Several persons were in Bradford’s path. Immediately before him, Brian Wilson lay on the ground, bleeding from his gunshot wounds, and 18-year-old (“AC”) stood over Wilson. Beyond them, Erron Brown (the initial shooter) and his companions were running into JC Penney, while several innocent bystanders were scrambling for cover:
Officer 1 identified E.J. Bradford as an immediate deadly threat to innocent civilians and thus shot Bradford to eliminate the threat.”
Witnesses told investigators that they heard the officer tell Bradford to drop his weapon. But the officer told investigators that he was unable to give verbal commands because of the “quickness of the event” and the “immediate threat” he believed Bradford posed, according to the report.
The report says that the officer mistakenly believed Bradford shot the victim “does not render his actions unreasonable,” the report says.
“First, a reasonable person could have assumed that the only person with a gun who was running toward the victim of a shooting that occurred just three seconds earlier fired the shots,” the report says, adding that the other officer and two other witnesses all said that, at that moment, they also believed Bradford was the shooter. The report states:
“Officer 1’s actions were reasonable under the circumstances and were consistent with his training and nationally-accepted standards for “active shooter” scenarios. Accordingly, Officer 1’s actions do not constitute a crime under Alabama law, see Ala. Code § 13A-3-22, and therefore should not be presented to a grand jury for potential criminal prosecution. See Rule 3.8(a), Alabama Rules for Professional Conduct.”
Bradford was licensed to carry a firearm, and it’s not illegal in Alabama to carry a gun in public.

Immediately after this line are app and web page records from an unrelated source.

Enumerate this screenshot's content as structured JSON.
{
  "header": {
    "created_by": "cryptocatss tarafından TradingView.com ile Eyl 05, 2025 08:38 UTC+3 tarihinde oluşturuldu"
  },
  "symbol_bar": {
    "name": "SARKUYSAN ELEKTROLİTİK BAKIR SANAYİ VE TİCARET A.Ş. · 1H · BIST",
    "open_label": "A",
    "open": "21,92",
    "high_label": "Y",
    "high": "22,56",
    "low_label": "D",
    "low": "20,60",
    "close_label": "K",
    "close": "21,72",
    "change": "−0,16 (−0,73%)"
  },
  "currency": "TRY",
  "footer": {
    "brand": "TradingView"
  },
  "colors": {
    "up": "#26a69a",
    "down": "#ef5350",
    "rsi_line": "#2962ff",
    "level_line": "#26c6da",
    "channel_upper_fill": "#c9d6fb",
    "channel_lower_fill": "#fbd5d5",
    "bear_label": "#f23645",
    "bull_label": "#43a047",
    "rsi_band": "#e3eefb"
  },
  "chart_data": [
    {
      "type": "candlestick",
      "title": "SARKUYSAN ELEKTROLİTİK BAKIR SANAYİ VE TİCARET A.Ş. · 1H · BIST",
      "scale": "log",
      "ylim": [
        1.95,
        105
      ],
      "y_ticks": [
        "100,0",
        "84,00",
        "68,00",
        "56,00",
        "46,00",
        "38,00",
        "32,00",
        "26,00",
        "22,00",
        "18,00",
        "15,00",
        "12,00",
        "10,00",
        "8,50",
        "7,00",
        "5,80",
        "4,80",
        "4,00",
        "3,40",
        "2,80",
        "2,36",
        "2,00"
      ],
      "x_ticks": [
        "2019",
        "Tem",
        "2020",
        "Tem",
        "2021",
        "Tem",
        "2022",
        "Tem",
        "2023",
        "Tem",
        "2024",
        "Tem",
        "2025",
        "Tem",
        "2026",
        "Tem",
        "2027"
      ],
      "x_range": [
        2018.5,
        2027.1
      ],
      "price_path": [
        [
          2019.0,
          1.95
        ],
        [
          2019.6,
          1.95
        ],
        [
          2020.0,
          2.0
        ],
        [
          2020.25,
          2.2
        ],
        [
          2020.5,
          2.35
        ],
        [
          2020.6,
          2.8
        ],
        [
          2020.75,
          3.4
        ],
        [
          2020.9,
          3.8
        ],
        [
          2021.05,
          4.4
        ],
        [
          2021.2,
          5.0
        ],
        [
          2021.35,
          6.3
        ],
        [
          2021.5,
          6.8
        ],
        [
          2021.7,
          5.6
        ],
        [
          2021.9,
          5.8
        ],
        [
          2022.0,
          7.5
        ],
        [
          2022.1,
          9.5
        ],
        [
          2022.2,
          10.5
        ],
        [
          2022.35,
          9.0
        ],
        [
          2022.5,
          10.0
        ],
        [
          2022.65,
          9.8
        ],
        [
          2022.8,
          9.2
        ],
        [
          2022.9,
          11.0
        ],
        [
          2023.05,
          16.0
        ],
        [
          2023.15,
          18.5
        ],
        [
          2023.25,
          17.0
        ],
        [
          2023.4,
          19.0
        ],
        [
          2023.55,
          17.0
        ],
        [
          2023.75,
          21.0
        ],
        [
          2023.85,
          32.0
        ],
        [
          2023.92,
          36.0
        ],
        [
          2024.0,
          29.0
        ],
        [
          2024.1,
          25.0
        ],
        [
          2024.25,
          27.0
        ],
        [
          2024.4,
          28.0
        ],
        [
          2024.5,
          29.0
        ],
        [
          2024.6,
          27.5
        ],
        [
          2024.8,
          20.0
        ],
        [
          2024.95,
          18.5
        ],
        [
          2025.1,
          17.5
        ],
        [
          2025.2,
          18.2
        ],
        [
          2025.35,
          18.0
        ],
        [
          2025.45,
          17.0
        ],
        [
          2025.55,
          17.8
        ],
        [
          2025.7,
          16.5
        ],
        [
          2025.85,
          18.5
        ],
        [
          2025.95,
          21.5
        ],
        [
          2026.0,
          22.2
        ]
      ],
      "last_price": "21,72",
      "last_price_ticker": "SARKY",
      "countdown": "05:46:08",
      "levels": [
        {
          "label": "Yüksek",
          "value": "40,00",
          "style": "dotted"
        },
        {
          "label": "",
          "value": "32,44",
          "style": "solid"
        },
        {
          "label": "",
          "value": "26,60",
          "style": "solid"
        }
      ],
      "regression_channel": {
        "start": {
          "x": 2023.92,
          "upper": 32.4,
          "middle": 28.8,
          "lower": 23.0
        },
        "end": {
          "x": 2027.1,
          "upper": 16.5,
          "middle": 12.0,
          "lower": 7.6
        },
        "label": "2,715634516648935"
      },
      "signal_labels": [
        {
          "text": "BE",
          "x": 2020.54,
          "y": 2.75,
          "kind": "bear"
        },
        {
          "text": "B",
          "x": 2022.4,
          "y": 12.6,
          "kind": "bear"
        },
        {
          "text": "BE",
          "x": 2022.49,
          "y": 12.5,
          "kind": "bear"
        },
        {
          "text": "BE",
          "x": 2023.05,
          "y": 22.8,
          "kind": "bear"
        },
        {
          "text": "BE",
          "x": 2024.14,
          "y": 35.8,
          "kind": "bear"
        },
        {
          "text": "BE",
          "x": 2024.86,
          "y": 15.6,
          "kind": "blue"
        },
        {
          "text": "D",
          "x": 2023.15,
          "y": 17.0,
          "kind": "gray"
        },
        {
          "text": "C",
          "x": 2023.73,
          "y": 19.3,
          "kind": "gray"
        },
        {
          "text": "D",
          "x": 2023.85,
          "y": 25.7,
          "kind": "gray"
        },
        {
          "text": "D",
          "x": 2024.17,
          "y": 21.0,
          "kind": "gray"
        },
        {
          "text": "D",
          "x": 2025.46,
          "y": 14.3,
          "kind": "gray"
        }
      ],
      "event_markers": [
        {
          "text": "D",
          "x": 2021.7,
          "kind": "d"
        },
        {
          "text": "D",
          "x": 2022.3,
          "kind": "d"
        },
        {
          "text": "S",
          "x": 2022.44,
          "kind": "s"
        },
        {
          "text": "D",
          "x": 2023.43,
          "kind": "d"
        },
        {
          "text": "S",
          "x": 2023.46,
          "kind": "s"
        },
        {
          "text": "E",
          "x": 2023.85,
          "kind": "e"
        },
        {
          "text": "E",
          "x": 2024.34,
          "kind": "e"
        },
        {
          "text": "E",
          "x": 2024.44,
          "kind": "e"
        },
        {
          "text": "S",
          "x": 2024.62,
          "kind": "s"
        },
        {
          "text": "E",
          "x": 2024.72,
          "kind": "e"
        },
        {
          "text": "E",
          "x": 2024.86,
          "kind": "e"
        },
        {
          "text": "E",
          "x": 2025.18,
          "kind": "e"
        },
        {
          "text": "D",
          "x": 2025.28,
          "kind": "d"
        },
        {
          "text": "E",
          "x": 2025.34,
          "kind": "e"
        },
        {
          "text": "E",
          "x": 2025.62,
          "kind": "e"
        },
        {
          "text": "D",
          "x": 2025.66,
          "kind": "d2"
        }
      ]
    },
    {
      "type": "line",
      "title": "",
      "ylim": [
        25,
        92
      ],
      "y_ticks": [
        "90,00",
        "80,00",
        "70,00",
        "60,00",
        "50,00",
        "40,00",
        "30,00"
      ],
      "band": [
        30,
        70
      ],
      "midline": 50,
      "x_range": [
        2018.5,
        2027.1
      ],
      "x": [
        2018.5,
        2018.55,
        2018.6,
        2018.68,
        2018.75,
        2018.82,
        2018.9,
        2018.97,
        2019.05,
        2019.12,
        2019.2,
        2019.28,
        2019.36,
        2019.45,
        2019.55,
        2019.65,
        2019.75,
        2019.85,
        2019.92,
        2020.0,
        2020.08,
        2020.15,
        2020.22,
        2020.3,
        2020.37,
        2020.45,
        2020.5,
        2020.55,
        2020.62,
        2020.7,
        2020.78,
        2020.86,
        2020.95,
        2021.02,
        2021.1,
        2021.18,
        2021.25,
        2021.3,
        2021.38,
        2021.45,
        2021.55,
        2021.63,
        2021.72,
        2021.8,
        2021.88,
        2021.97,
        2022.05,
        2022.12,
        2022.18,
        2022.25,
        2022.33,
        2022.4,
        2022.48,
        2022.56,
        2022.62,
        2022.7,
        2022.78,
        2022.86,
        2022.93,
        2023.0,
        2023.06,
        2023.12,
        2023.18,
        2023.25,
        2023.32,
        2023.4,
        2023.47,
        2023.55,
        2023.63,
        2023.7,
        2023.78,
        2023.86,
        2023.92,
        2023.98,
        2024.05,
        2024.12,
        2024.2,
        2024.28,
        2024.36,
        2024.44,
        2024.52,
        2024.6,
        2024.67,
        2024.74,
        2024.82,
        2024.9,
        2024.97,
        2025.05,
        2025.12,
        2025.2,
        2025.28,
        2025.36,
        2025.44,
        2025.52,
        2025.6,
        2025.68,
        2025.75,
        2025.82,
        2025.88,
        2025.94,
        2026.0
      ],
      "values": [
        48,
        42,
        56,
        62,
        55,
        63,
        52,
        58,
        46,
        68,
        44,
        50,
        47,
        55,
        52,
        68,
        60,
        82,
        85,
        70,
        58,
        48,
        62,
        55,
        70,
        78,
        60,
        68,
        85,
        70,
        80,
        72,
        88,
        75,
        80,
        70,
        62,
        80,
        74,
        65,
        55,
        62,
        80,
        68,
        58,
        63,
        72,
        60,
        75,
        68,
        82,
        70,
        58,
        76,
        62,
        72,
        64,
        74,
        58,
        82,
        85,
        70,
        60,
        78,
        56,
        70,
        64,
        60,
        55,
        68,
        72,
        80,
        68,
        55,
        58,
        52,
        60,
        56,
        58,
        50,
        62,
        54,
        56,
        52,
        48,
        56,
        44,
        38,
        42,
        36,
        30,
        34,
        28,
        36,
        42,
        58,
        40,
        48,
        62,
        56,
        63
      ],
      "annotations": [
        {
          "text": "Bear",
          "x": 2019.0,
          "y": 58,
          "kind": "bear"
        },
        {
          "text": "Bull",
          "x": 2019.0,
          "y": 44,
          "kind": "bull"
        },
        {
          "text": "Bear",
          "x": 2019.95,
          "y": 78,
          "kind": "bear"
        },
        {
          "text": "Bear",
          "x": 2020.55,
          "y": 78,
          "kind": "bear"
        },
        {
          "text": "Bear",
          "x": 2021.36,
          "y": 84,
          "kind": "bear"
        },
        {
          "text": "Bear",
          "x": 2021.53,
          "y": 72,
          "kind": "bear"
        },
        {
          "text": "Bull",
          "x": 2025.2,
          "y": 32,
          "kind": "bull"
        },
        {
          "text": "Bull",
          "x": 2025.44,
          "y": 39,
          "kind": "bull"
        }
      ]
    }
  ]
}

Brown, 20, has been charged with attempted murder. His attorneys said he shot Wilson in self-defense, according to the report, which did not say how the two men knew each other. There has been no evidence that Bradford was involved in the shooting, and it remains unclear why he drew his gun.
The report also did not say whether he knew that the officers were behind him. Although the officer was wearing a body camera, he did not activate it before he shot Bradford. There was “no time” to do so, he told investigators.
Bradford’s parents and a family attorney said earlier that he had a concealed-handgun license. The officer, who was not named, was placed on administrative leave after the shooting, though it was not immediately clear if he has been reinstated. The Hoover Police Department have not responded to a request for comment Wednesday.
Bradford’s death last November reignited racial tensions in Alabama, where protesters marched through the Riverchase Galleria in the city of Hoover, demanding why police killed a black man who may not have had anything to do with the shooting.
Now, more than two months later, the decision to not charge the officer has renewed that outrage. On Tuesday evening, protesters outside Hoover City Hall burned American flags spray-painted with “BLACK LIVES DON’T MATTER,” as police officers watched from a short distance. Frank Matthews, one of the organizers, told the Associated Press that demonstrators, including Bradford’s relatives, will travel to Montgomery, Ala., on Wednesday to protest outside the office of Attorney General Steve Marshall.
On Tuesday evening, demonstrators burned two American flags outside Hoover City Hall as police nearby looked on. On the flags were spray painted the words "BLACK LIVES DON'T MATTER."
Demonstrator Carlos Chaverst Jr. told onlookers at the gathering, "His life burned. And now this American flag is going to burn to represent what it’s like to be black in America."An independent autopsy showed Bradford was struck three times from behind — in the head, neck and the back.
Crump said that race played a role in Bradford's death and that a civil lawsuit claiming wrongful death will be filed.
"All across America, you see this symbiotic relationship between prosecutors and law enforcement that when they kill unarmed people of color or they kill people of color who are posing no threats, and they shot first and ask questions later," Crump said.